Her earliest memory at three years old is making hot dogs and catching on fire. Even though she screamed out of fear, like any three-year-old would, when she was told she’d be alright she responded “I know…but if I’m not, that’s okay, too”. It is baffling to me for a three-year-old child to be alright with not being physically “okay”. This was the moment that my admiration for Jeannette developed.
They think they can bend the rules and do what they think is necessary. Jeannette is exposed to these understandings, making her the person she grew up to be. Jeanette demonstrates how she struggles with her family throughout numerous portions of the novel: “The Desert,” “Welch,” New York.” These struggles developed and defined who she came to be.
Mary was an unorthodox mother who was often swaying back and forth between the temptation to pursue her selfish endeavor of becoming an artist and her duty as a mother to assume responsibility and support her family. This constant feud resulted in the entire family losing faith in her and becoming distraught. Jeannette’s mother was one of the key factors that contributed in the plan for her and her older sister, Lori to move to New York and start a fresh life there. It was with the realization that the only method in which they can prosper and live a good life was to leave their parents and start a life anew. Jeannette and Lori realized that they must think logically and think about progressing in life although this plan may not comply with the ideal plan of living together as an amalgamated
Whether it's learning how to swim, cook, or make friends, Jeannette learns to become a strong, self-sufficient women who makes a successful life for herself. When having to face adversity, Christy Brown in My Left Foot, Bethany Hamilton, and Jeannette Walls in The Glass Castle are perfect examples of how you can create a better life when overcoming adversity. To be able to be resilient and perservering when times are tough, are key to become a stronger, more well rounded adult. The ones who can accomplish this are the ones who can
The character of Jeannette in The Glass Castle shows the theme of adulthood, growing up, and coming of age in many ways.
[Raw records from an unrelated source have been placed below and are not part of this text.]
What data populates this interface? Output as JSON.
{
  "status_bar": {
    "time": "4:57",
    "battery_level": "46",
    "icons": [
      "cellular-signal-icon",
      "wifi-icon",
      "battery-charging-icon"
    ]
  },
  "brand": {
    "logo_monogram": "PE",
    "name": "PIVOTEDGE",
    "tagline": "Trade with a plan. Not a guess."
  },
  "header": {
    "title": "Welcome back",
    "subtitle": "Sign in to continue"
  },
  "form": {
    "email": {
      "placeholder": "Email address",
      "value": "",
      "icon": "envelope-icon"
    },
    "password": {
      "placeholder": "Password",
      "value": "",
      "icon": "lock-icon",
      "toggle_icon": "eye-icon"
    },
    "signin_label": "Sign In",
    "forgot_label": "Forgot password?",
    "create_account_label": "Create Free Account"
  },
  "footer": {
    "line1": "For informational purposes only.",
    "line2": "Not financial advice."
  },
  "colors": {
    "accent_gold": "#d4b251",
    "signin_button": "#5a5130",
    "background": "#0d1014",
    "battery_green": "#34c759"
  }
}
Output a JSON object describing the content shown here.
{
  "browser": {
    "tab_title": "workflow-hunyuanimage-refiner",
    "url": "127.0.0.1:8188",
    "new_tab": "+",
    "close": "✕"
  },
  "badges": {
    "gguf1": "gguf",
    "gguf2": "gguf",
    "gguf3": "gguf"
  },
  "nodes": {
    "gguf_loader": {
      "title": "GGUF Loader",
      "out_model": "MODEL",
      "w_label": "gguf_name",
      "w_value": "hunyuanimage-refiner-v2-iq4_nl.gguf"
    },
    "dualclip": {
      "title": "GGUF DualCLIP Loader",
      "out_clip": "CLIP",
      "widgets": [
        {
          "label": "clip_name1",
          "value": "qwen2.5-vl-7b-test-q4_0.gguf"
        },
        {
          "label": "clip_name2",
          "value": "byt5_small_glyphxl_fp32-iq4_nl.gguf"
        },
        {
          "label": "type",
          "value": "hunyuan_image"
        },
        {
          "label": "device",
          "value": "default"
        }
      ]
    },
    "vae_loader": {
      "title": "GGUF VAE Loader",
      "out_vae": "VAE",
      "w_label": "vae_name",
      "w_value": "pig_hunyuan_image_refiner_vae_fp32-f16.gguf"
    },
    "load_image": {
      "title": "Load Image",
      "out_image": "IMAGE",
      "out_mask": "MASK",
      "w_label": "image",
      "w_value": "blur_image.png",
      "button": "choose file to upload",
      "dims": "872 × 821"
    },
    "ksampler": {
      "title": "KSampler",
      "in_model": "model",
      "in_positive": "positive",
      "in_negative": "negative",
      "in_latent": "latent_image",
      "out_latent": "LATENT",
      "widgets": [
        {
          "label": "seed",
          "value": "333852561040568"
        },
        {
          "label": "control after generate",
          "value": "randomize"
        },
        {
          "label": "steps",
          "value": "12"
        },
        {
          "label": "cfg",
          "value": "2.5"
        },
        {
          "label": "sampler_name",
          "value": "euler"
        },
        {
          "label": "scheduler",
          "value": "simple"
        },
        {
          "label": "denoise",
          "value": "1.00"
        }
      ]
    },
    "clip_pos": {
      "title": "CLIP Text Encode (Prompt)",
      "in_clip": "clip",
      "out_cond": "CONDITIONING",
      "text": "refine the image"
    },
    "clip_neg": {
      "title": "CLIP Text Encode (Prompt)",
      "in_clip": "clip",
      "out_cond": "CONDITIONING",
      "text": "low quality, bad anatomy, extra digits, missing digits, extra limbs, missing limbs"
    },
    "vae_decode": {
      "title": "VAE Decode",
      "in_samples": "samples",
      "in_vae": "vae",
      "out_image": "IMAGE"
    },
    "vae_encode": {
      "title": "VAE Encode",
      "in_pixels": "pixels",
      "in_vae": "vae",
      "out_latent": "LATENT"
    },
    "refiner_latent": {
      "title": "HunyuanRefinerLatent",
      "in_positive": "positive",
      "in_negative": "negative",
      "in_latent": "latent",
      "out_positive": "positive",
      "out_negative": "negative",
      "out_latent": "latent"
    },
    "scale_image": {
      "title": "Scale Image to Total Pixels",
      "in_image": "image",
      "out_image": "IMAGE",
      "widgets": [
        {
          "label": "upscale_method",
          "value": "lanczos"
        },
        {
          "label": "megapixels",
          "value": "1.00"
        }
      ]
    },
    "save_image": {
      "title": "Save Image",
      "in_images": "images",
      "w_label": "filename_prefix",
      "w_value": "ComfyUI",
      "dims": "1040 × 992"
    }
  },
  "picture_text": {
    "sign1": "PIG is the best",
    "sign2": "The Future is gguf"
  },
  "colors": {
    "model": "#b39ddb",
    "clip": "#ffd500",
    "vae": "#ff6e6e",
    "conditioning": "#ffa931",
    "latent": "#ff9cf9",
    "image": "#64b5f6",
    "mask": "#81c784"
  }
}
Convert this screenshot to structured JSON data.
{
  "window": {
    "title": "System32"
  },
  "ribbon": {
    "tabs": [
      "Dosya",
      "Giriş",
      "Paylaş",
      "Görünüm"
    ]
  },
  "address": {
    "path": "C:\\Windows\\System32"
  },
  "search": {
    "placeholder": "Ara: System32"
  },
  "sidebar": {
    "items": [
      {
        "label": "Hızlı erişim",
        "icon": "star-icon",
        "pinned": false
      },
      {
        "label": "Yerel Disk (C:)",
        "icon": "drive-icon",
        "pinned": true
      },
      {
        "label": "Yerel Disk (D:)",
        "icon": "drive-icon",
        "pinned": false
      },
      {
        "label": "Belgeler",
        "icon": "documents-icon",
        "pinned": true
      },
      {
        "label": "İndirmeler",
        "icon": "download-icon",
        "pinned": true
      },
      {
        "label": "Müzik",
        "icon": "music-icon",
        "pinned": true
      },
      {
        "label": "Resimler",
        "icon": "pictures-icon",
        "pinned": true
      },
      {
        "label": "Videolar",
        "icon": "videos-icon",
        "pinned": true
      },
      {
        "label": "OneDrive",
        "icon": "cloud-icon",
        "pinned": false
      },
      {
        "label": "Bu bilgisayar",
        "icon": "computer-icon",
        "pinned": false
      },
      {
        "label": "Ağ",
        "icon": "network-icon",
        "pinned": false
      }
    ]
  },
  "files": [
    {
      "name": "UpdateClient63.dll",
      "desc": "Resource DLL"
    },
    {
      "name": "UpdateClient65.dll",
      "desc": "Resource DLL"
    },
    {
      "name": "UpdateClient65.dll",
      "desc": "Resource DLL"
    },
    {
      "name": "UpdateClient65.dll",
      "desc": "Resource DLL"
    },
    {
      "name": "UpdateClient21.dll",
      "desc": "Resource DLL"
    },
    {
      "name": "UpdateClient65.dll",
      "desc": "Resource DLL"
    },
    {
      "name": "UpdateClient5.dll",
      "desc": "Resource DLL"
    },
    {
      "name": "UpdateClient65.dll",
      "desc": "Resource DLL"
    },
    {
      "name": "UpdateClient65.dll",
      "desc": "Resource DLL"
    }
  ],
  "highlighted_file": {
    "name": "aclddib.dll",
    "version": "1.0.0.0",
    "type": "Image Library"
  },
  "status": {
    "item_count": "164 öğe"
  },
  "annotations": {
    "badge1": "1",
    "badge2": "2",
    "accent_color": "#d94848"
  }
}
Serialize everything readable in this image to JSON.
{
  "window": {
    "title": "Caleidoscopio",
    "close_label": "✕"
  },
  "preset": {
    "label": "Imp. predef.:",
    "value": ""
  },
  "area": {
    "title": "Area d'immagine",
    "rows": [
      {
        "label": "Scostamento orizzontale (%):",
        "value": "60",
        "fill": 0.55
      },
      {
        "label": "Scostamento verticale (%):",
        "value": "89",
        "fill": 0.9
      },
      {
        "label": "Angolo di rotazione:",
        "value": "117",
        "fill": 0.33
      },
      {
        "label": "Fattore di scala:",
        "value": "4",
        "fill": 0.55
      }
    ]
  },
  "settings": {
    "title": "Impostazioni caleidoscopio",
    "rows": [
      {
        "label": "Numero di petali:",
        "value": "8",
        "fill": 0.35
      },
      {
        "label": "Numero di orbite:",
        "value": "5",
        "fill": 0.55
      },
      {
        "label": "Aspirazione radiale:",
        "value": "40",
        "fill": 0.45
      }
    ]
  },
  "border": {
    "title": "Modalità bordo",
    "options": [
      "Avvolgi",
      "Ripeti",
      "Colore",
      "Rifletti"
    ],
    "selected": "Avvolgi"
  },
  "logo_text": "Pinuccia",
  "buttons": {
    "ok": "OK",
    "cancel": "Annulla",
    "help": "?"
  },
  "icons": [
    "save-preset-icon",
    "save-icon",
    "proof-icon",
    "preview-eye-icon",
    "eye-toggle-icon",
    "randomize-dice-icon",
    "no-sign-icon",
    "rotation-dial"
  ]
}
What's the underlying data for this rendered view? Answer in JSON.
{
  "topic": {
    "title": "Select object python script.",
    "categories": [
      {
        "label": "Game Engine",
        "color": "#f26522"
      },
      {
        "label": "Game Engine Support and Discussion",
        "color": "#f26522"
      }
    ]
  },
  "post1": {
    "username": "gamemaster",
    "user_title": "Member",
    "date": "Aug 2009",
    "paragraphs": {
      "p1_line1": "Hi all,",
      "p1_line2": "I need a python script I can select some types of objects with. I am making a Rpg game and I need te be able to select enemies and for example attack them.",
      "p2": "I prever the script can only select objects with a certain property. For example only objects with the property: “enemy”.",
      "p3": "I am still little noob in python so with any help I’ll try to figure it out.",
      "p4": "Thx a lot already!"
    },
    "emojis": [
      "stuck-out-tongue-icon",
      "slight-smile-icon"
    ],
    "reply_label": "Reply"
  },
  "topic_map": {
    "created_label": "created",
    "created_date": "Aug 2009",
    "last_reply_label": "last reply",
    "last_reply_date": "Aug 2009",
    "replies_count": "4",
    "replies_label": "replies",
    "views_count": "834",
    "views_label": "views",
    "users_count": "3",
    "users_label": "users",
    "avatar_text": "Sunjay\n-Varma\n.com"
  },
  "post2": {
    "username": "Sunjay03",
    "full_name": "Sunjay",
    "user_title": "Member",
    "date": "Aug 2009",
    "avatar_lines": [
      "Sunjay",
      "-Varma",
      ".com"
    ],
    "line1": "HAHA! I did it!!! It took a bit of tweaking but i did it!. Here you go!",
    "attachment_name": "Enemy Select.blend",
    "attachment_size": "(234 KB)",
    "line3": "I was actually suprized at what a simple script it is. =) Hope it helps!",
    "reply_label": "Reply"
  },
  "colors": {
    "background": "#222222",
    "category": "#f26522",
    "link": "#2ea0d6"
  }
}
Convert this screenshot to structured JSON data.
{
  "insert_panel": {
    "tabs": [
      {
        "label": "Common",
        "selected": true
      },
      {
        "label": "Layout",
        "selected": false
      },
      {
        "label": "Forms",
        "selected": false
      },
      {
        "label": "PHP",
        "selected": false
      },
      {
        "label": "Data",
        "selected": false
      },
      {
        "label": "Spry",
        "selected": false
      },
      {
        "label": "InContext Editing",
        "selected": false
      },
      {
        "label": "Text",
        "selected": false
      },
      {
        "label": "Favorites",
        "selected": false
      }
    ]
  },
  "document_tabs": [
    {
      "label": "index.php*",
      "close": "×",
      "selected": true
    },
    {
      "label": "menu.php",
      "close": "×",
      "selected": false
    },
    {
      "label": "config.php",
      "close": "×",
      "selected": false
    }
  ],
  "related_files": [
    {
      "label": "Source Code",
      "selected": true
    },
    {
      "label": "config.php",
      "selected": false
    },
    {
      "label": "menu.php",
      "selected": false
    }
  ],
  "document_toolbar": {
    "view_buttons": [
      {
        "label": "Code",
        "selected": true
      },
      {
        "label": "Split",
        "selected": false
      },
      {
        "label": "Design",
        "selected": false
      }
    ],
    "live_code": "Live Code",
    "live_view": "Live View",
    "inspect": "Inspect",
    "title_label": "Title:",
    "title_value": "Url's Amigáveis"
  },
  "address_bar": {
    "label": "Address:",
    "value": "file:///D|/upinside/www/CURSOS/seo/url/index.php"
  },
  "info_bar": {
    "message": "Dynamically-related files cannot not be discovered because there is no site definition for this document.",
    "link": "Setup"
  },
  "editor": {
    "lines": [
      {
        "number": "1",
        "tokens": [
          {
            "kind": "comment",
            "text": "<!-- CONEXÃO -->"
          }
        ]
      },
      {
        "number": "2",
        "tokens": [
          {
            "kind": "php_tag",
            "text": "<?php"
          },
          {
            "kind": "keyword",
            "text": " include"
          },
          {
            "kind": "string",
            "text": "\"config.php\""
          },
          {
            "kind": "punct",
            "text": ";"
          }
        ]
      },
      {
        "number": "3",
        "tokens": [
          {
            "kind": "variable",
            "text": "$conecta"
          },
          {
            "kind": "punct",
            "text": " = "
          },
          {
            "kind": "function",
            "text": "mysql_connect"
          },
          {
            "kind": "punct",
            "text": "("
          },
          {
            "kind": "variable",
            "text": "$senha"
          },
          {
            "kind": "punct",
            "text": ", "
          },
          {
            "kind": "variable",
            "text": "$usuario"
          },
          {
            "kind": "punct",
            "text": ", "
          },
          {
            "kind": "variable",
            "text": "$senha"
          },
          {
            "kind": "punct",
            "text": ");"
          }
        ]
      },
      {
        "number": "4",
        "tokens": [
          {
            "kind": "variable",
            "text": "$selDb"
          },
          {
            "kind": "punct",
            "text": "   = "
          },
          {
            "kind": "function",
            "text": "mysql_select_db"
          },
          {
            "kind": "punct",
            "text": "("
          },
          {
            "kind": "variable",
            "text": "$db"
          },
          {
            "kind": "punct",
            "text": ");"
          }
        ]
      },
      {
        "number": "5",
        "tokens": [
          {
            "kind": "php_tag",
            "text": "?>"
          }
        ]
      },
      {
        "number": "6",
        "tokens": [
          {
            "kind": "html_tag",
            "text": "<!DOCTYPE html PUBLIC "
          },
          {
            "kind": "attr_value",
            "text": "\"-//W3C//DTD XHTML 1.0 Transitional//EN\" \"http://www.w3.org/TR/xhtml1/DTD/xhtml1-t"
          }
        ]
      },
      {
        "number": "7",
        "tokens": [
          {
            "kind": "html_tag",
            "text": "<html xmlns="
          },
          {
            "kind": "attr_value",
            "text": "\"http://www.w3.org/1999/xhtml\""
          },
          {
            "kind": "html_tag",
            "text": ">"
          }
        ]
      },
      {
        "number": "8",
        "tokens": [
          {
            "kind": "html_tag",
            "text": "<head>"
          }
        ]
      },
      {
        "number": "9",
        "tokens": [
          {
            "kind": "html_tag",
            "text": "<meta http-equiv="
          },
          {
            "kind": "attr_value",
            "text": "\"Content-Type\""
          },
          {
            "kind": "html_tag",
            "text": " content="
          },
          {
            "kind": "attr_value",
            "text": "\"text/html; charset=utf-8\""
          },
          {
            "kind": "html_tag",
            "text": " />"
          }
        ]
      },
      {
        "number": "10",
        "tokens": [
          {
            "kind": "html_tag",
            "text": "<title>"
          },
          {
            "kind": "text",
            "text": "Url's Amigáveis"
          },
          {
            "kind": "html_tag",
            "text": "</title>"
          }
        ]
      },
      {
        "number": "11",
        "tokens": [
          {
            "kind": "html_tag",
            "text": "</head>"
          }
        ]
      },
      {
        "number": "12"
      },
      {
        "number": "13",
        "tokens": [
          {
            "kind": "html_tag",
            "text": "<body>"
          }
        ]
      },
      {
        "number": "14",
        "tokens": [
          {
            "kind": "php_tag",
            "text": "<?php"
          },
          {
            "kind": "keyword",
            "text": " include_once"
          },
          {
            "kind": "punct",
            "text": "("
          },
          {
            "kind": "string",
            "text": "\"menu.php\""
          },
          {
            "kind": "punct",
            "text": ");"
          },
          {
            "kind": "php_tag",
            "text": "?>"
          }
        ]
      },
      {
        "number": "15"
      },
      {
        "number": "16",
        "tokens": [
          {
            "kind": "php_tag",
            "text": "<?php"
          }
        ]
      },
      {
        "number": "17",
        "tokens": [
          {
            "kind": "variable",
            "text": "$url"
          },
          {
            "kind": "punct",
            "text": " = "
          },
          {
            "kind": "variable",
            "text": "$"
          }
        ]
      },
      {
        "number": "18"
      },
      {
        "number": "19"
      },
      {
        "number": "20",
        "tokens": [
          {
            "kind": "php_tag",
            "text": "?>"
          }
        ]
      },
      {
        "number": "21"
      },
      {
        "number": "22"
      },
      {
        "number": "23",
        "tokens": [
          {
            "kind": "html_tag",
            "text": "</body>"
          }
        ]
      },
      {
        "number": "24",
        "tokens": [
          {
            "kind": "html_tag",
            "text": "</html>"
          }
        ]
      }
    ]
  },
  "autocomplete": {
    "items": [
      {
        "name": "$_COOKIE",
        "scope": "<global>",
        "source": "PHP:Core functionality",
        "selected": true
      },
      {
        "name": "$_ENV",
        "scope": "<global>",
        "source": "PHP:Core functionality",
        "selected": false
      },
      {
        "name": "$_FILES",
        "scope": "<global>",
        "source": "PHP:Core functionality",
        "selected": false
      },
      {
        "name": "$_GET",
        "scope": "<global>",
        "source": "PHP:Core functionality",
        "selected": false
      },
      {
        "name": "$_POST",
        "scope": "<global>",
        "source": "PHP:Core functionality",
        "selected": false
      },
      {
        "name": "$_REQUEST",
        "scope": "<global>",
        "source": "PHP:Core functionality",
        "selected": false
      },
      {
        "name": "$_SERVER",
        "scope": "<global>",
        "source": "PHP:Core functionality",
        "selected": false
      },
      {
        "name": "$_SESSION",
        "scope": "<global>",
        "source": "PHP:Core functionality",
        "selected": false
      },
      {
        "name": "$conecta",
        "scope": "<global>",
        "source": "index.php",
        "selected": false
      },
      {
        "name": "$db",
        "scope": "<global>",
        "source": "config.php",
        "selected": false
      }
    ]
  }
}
Jeanette deals with very adult issues at a very young age, and the chaos of her childhood forces her to mature fast, which shows the theme of growing up, and her success supports the thematic topic of “putting your past behind you”. What first shows the theme of maturity is the contrast between Jeanette's eventual success, and her parents way of life. When Jeanette meets her mother, Rose Mary Walls, in the streets of New York, we see how far Jeanette has come compared to her mother. She moved to New York at 17, became a successful journalist, and this moment at the start of the book represents a lot of emotion.
Jeanette’s childhood was shameful due to her parents careless way of living. Throughout The Glass Castle Jeannette hides her childhood just like she from her mother because she is ashamed of what people might think. Jeannette Walls lived a tough childhood because of her parents. They were always moving around trying to find a place to build a glass castle. They never gave any of their children a set home while they were growing up.
(115-116). This sedate tone is a clear craft move by the author. She specifically makes Jeannie seem resigned and about to give up. Denials of small, everyday, opportunities like this can have a damaging impact on one’s mental health and can create an inferiority complex. For example, Jeanne starts blaming herself and her race for everything that happens to her.